By Steve Pomper
Like most rookie cops, when I was first on the job, I did a lot more traffic enforcement than I did later in my career. Generally, the more years on the department, the fewer traffic stops a patrol officer will do. But, with all the talk of equity, these days, I recall some subtle ancillary issues I used to think about.
As I became experienced dealing with gang members, drug dealers, and other career criminals, I wondered about the “equity” in how cops and prosecutors used their discretion. I realized there are always trade-offs and finding balance in law enforcement, but to what end? For example, most ordinary people will never have a warrant issued for their arrest. Gang members, drug dealers, and career criminals often have outstanding warrants.

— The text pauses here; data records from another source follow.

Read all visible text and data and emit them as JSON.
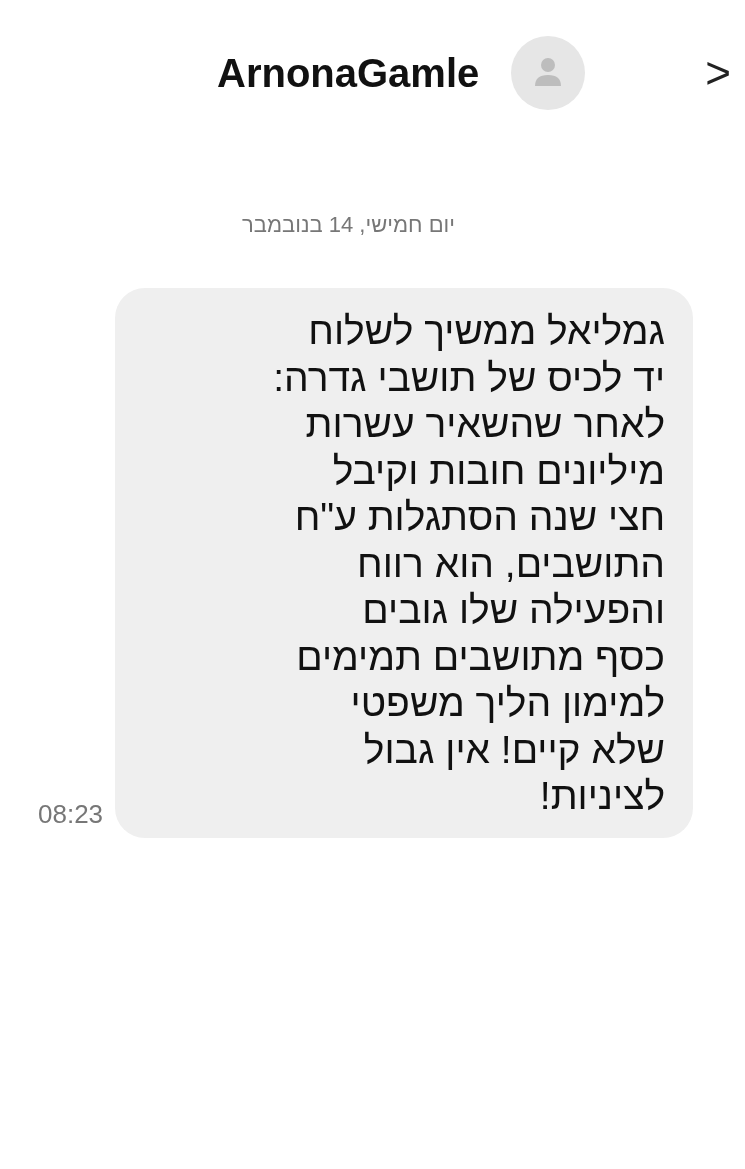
{
  "header": {
    "title": "ArnonaGamle",
    "chevron": ">"
  },
  "date": "יום חמישי, 14 בנובמבר",
  "message": {
    "text": "גמליאל ממשיך לשלוח\nיד לכיס של תושבי גדרה:\nלאחר שהשאיר עשרות\nמיליונים חובות וקיבל\nחצי שנה הסתגלות ע\"ח\nהתושבים, הוא רווח\nוהפעילה שלו גובים\nכסף מתושבים תמימים\nלמימון הליך משפטי\nשלא קיים! אין גבול\nלציניות!",
    "time": "08:23"
  }
}
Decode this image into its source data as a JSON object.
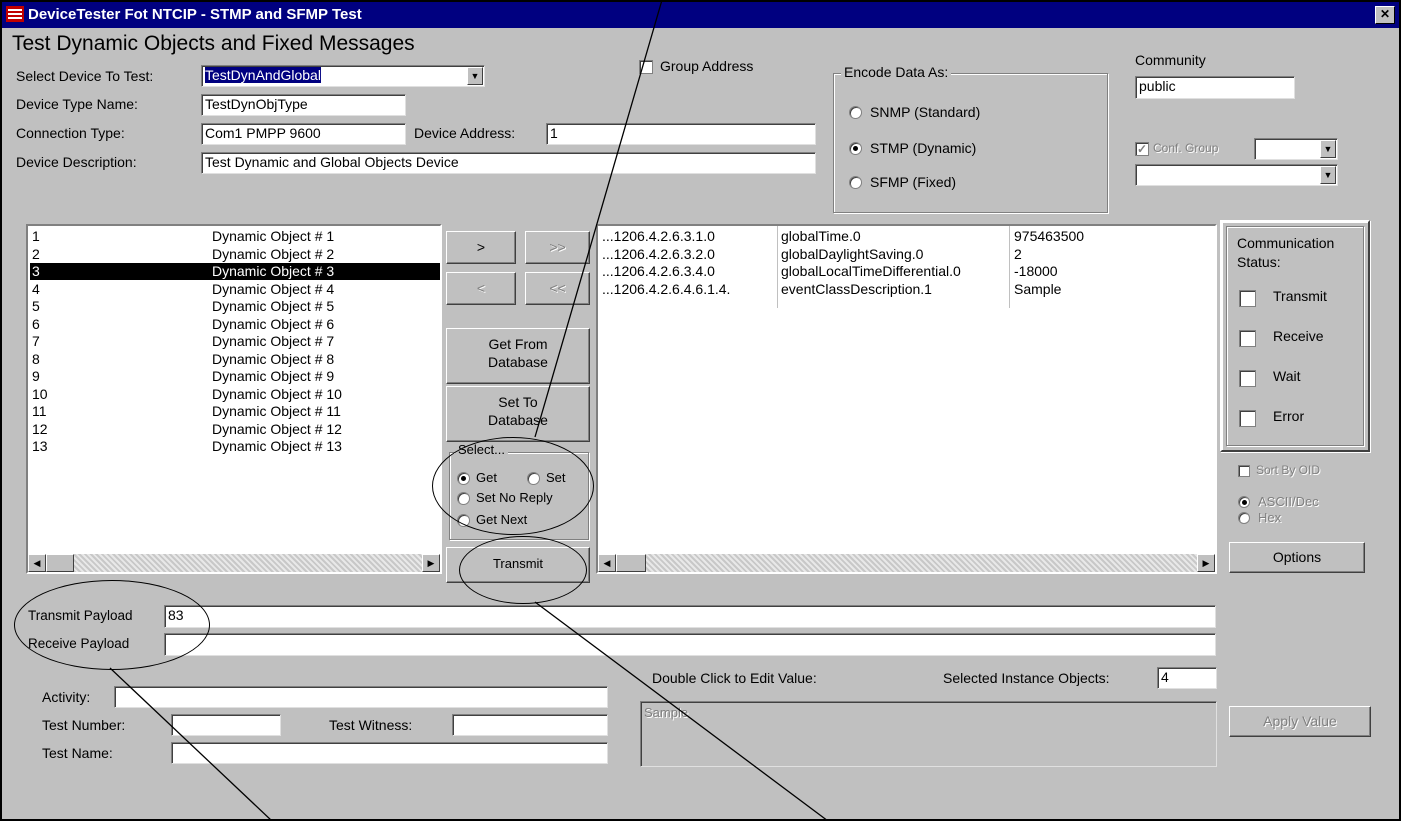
{
  "window": {
    "title": "DeviceTester Fot NTCIP - STMP and SFMP Test",
    "close_glyph": "✕"
  },
  "page_title": "Test Dynamic Objects and Fixed Messages",
  "device": {
    "select_label": "Select Device To Test:",
    "select_value": "TestDynAndGlobal",
    "type_label": "Device Type Name:",
    "type_value": "TestDynObjType",
    "connection_label": "Connection Type:",
    "connection_value": "Com1 PMPP 9600",
    "address_label": "Device Address:",
    "address_value": "1",
    "description_label": "Device Description:",
    "description_value": "Test Dynamic and Global Objects Device",
    "group_address_label": "Group Address"
  },
  "encode": {
    "title": "Encode Data As:",
    "options": [
      "SNMP (Standard)",
      "STMP (Dynamic)",
      "SFMP (Fixed)"
    ],
    "selected": "STMP (Dynamic)"
  },
  "community": {
    "label": "Community",
    "value": "public",
    "conf_group_label": "Conf. Group"
  },
  "objects_list": [
    {
      "num": "1",
      "name": "Dynamic Object # 1"
    },
    {
      "num": "2",
      "name": "Dynamic Object # 2"
    },
    {
      "num": "3",
      "name": "Dynamic Object # 3"
    },
    {
      "num": "4",
      "name": "Dynamic Object # 4"
    },
    {
      "num": "5",
      "name": "Dynamic Object # 5"
    },
    {
      "num": "6",
      "name": "Dynamic Object # 6"
    },
    {
      "num": "7",
      "name": "Dynamic Object # 7"
    },
    {
      "num": "8",
      "name": "Dynamic Object # 8"
    },
    {
      "num": "9",
      "name": "Dynamic Object # 9"
    },
    {
      "num": "10",
      "name": "Dynamic Object # 10"
    },
    {
      "num": "11",
      "name": "Dynamic Object # 11"
    },
    {
      "num": "12",
      "name": "Dynamic Object # 12"
    },
    {
      "num": "13",
      "name": "Dynamic Object # 13"
    }
  ],
  "selected_object": "3",
  "middle_buttons": {
    "add": ">",
    "add_all": ">>",
    "remove": "<",
    "remove_all": "<<",
    "get_from_db_1": "Get From",
    "get_from_db_2": "Database",
    "set_to_db_1": "Set To",
    "set_to_db_2": "Database",
    "select_title": "Select...",
    "get": "Get",
    "set": "Set",
    "set_no_reply": "Set No Reply",
    "get_next": "Get Next",
    "transmit": "Transmit"
  },
  "instance_list": [
    {
      "oid": "...1206.4.2.6.3.1.0",
      "name": "globalTime.0",
      "value": "975463500"
    },
    {
      "oid": "...1206.4.2.6.3.2.0",
      "name": "globalDaylightSaving.0",
      "value": "2"
    },
    {
      "oid": "...1206.4.2.6.3.4.0",
      "name": "globalLocalTimeDifferential.0",
      "value": "-18000"
    },
    {
      "oid": "...1206.4.2.6.4.6.1.4.",
      "name": "eventClassDescription.1",
      "value": "Sample"
    }
  ],
  "comm_status": {
    "title_1": "Communication",
    "title_2": "Status:",
    "transmit": "Transmit",
    "receive": "Receive",
    "wait": "Wait",
    "error": "Error"
  },
  "display_opts": {
    "sort_by_oid": "Sort By OID",
    "ascii": "ASCII/Dec",
    "hex": "Hex",
    "options_button": "Options"
  },
  "payload": {
    "transmit_label": "Transmit Payload",
    "transmit_value": "83",
    "receive_label": "Receive Payload",
    "receive_value": ""
  },
  "test": {
    "activity_label": "Activity:",
    "activity_value": "",
    "number_label": "Test Number:",
    "number_value": "",
    "witness_label": "Test Witness:",
    "witness_value": "",
    "name_label": "Test Name:",
    "name_value": ""
  },
  "edit": {
    "double_click_label": "Double Click to Edit Value:",
    "selected_instances_label": "Selected Instance Objects:",
    "selected_instances_value": "4",
    "value_text": "Sample",
    "apply_button": "Apply Value"
  }
}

When investigating people for suspicious activity or suspected crimes, officers may learn a person has a warrant. If it was a felony warrant, the officer will nearly always make an arrest. Same if it were a high bail or domestic violence misdemeanor warrant.
However, with low bail misdemeanor warrants, sometimes officers can use the threat of arrest as leverage to gather information or gain cooperation. In these cases, officers may give a person a chance to clear his or her warrant themselves. If they’re stopped again and still have the warrant, off to the pokey they go.
This is where equity comes in, though. I thought about how, after giving a criminal a “break” on a small warrant, officers would make traffic stops and sometimes issue expensive citations to normally law-abiding people. The criminal gets a warning, but the ordinary citizen does not.
Now, just because cops let some criminals off for small warrants doesn’t mean a driver committing a traffic infraction doesn’t—pardon the pun—warrant a citation. If the violation involved dangerous driving, cite away. But, with minor infractions, where’s the equity? Where’s the balance? I’m not saying I know the answer. But since everyone’s talking about equity, I just noticed this inequity. Today, the inequities are worse, but not in the way the Left thinks.
For example, the city of Seattle issues this insulting notice to victims of vandalism: “The City of Seattle has noticed illegal graffiti at the above-listed address.
“Despite Seattle being a beautiful place to call home, Graffiti [sic] is becoming a serious problem facing our city. It’s not only destructive; it makes citizens feel less secure and lowers property values. Taking prompt, proactive steps to report and remove graffiti is the best way to prevent it from occurring in your community and will help keep our city clean.
“The City needs your help to keep Seattle a clean and safe place for its residents. The City of Seattle *Graffiti Nuisance Ordinance* requires property owners to remove graffiti found on their property within 10 calendar days. If the graffiti is gang or hate related, it must be removed within 48 hours (Seattle Municipal Code 10.07.010 et. seq.) Failure to remove graffiti within the above time-period can lead to fines and legal action against the Property Owner [sic].”
This is how the city treats taxpaying homeowners while at the same time it allows—encourages—BLM and Antifa to rampage throughout the city destroying with virtual impunity. Last summer the city even surrendered several city blocks, and its residents and business owners, to the CHOP/CHAZ lawlessness.
The discussion might be somewhat theoretical, but there are some real concerns political leaders should think about that affect a community’s collective consciousness. What does the soccer mom think when, after getting a traffic ticket for $136 or being forced to pay to clean graffiti off her property, she watches the evening news and sees people downtown stealing and destroying at will with no consequences. How can she and those like her not lose respect for all laws—all authority?
Today, we see this inequity on steroids and going beyond traffic tickets, graffiti, and small warrants. It has gone to police not enforcing certain laws against certain protected classes of people. “Homeless” criminals get away with committing what so-called prosecutors call “survival crimes.” Theft, trespassing, urinating or defecating in public, etc.
In some jurisdictions, prosecutors won’t charge even for resisting arrest. Yet, political leaders still emphasize traffic enforcement and cleaning graffiti ordinances against ordinary taxpayers. Those folks the city will enforce the law against, while that same time protecting repeat street criminals.
Having homeowners, crime victims, clean graffiti is not the best way to stop property damage. Arresting and prosecuting those who commit property damage with graffiti “is the best way to prevent it from occurring.”
But that’s where we are now, right? Decent people not only have to incur expenses for cleaning supplies but also, they have to make time to clean it themselves or hire someone to do it, while actual criminals are let off scot-free. The obvious answer to better balance this inequity is to enforce the law equally and uniformly, judging each case on its own merits.
But, until that happens, people should question their political leaders about issuing expensive civil infractions against normally law-abiding people, while not prosecuting normally lawbreaking people for committing real crimes. This only re-victimizes crime victims by making them responsible for crimes committed against them.
Another obvious answer: Vote bad leaders out of office.